*** Opening of INPUT MATERIAL ***

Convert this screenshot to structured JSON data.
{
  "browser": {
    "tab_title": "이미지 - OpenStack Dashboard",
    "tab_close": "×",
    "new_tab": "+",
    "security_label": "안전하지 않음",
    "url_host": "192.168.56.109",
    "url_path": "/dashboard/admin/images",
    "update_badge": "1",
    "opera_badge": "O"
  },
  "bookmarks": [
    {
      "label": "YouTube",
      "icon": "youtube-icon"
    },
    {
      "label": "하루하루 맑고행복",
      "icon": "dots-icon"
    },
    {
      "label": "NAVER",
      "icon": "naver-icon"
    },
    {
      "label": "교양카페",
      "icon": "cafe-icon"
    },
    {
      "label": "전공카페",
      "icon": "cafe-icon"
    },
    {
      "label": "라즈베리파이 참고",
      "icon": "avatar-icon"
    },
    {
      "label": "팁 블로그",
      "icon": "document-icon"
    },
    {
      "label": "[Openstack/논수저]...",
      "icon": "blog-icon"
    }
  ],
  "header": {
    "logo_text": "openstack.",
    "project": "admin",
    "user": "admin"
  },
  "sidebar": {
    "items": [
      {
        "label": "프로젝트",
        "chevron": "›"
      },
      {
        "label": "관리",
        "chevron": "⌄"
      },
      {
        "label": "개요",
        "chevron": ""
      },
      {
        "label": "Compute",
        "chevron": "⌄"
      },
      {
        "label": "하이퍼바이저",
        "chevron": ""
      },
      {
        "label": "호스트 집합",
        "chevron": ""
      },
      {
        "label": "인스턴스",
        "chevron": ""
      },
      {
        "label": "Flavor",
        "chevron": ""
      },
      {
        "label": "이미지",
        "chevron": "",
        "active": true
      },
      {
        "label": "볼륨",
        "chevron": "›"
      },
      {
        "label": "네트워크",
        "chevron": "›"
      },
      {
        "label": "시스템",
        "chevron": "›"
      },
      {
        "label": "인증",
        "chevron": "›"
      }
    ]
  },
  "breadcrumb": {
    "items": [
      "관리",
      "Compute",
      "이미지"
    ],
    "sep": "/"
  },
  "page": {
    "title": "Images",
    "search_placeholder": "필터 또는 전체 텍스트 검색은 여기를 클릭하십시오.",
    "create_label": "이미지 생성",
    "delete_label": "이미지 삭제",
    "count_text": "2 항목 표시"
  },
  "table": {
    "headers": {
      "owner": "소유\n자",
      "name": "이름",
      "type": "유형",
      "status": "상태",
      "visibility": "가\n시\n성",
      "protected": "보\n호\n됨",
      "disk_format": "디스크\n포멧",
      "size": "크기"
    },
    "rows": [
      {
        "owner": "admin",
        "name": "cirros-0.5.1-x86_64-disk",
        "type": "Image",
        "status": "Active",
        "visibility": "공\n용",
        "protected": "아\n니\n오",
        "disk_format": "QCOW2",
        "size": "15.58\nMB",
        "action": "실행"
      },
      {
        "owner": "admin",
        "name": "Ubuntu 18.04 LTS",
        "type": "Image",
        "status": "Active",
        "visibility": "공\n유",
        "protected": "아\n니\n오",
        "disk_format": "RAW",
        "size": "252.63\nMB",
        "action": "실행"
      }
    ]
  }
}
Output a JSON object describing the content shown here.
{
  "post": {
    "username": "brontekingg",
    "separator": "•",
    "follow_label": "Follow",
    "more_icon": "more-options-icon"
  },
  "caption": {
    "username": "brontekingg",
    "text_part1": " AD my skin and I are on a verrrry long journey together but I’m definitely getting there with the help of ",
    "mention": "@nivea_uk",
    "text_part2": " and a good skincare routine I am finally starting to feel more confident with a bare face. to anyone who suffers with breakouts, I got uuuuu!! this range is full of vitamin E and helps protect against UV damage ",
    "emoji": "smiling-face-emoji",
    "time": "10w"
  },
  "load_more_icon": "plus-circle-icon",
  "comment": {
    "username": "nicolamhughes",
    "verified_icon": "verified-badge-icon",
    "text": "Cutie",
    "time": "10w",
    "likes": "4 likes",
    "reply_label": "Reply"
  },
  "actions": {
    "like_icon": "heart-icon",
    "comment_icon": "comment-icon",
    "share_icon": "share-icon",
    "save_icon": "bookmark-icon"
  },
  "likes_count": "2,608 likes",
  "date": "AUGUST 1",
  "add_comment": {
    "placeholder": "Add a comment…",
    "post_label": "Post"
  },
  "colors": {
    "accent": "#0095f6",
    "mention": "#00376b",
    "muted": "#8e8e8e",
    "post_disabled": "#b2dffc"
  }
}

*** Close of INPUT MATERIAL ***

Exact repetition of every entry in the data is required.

Convert this screenshot to structured JSON data.
{
  "browser": {
    "tab_title": "이미지 - OpenStack Dashboard",
    "tab_close": "×",
    "new_tab": "+",
    "security_label": "안전하지 않음",
    "url_host": "192.168.56.109",
    "url_path": "/dashboard/admin/images",
    "update_badge": "1",
    "opera_badge": "O"
  },
  "bookmarks": [
    {
      "label": "YouTube",
      "icon": "youtube-icon"
    },
    {
      "label": "하루하루 맑고행복",
      "icon": "dots-icon"
    },
    {
      "label": "NAVER",
      "icon": "naver-icon"
    },
    {
      "label": "교양카페",
      "icon": "cafe-icon"
    },
    {
      "label": "전공카페",
      "icon": "cafe-icon"
    },
    {
      "label": "라즈베리파이 참고",
      "icon": "avatar-icon"
    },
    {
      "label": "팁 블로그",
      "icon": "document-icon"
    },
    {
      "label": "[Openstack/논수저]...",
      "icon": "blog-icon"
    }
  ],
  "header": {
    "logo_text": "openstack.",
    "project": "admin",
    "user": "admin"
  },
  "sidebar": {
    "items": [
      {
        "label": "프로젝트",
        "chevron": "›"
      },
      {
        "label": "관리",
        "chevron": "⌄"
      },
      {
        "label": "개요",
        "chevron": ""
      },
      {
        "label": "Compute",
        "chevron": "⌄"
      },
      {
        "label": "하이퍼바이저",
        "chevron": ""
      },
      {
        "label": "호스트 집합",
        "chevron": ""
      },
      {
        "label": "인스턴스",
        "chevron": ""
      },
      {
        "label": "Flavor",
        "chevron": ""
      },
      {
        "label": "이미지",
        "chevron": "",
        "active": true
      },
      {
        "label": "볼륨",
        "chevron": "›"
      },
      {
        "label": "네트워크",
        "chevron": "›"
      },
      {
        "label": "시스템",
        "chevron": "›"
      },
      {
        "label": "인증",
        "chevron": "›"
      }
    ]
  },
  "breadcrumb": {
    "items": [
      "관리",
      "Compute",
      "이미지"
    ],
    "sep": "/"
  },
  "page": {
    "title": "Images",
    "search_placeholder": "필터 또는 전체 텍스트 검색은 여기를 클릭하십시오.",
    "create_label": "이미지 생성",
    "delete_label": "이미지 삭제",
    "count_text": "2 항목 표시"
  },
  "table": {
    "headers": {
      "owner": "소유\n자",
      "name": "이름",
      "type": "유형",
      "status": "상태",
      "visibility": "가\n시\n성",
      "protected": "보\n호\n됨",
      "disk_format": "디스크\n포멧",
      "size": "크기"
    },
    "rows": [
      {
        "owner": "admin",
        "name": "cirros-0.5.1-x86_64-disk",
        "type": "Image",
        "status": "Active",
        "visibility": "공\n용",
        "protected": "아\n니\n오",
        "disk_format": "QCOW2",
        "size": "15.58\nMB",
        "action": "실행"
      },
      {
        "owner": "admin",
        "name": "Ubuntu 18.04 LTS",
        "type": "Image",
        "status": "Active",
        "visibility": "공\n유",
        "protected": "아\n니\n오",
        "disk_format": "RAW",
        "size": "252.63\nMB",
        "action": "실행"
      }
    ]
  }
}
Output a JSON object describing the content shown here.
{
  "post": {
    "username": "brontekingg",
    "separator": "•",
    "follow_label": "Follow",
    "more_icon": "more-options-icon"
  },
  "caption": {
    "username": "brontekingg",
    "text_part1": " AD my skin and I are on a verrrry long journey together but I’m definitely getting there with the help of ",
    "mention": "@nivea_uk",
    "text_part2": " and a good skincare routine I am finally starting to feel more confident with a bare face. to anyone who suffers with breakouts, I got uuuuu!! this range is full of vitamin E and helps protect against UV damage ",
    "emoji": "smiling-face-emoji",
    "time": "10w"
  },
  "load_more_icon": "plus-circle-icon",
  "comment": {
    "username": "nicolamhughes",
    "verified_icon": "verified-badge-icon",
    "text": "Cutie",
    "time": "10w",
    "likes": "4 likes",
    "reply_label": "Reply"
  },
  "actions": {
    "like_icon": "heart-icon",
    "comment_icon": "comment-icon",
    "share_icon": "share-icon",
    "save_icon": "bookmark-icon"
  },
  "likes_count": "2,608 likes",
  "date": "AUGUST 1",
  "add_comment": {
    "placeholder": "Add a comment…",
    "post_label": "Post"
  },
  "colors": {
    "accent": "#0095f6",
    "mention": "#00376b",
    "muted": "#8e8e8e",
    "post_disabled": "#b2dffc"
  }
}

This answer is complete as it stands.